___ Data section

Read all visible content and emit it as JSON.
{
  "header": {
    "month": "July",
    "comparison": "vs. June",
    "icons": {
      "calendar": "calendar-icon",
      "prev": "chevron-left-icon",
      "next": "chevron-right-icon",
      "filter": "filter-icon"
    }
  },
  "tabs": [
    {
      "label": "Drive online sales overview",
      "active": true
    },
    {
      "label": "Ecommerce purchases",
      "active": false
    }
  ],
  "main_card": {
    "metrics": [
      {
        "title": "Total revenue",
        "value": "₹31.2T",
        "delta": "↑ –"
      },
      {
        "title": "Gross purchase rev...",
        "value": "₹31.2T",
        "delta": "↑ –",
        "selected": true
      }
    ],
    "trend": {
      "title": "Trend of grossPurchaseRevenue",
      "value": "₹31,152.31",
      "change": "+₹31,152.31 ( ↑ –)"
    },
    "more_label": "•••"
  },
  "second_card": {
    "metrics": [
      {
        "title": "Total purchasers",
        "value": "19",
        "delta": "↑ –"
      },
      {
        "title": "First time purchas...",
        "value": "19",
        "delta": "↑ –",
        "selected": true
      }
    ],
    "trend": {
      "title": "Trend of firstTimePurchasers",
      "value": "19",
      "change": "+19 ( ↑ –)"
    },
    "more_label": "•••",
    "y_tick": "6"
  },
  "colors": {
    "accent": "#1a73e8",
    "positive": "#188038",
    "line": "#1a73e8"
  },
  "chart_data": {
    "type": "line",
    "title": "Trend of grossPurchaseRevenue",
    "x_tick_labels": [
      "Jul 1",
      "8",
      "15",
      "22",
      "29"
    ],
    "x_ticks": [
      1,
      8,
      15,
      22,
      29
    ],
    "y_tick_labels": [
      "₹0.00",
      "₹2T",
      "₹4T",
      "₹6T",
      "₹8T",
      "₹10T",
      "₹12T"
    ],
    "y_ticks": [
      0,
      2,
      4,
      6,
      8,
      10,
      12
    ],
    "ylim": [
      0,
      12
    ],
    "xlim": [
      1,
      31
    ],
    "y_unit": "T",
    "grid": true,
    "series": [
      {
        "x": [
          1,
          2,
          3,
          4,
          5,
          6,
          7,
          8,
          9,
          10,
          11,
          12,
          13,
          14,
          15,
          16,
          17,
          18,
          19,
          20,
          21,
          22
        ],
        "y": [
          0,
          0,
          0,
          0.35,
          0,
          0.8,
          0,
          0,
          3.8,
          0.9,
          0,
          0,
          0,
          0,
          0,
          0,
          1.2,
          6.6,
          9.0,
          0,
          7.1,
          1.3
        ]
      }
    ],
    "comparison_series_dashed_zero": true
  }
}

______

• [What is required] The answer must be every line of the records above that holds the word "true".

• [Answer for this exercise]
      "active": true
        "selected": true
        "selected": true
    "grid": true,
    "comparison_series_dashed_zero": true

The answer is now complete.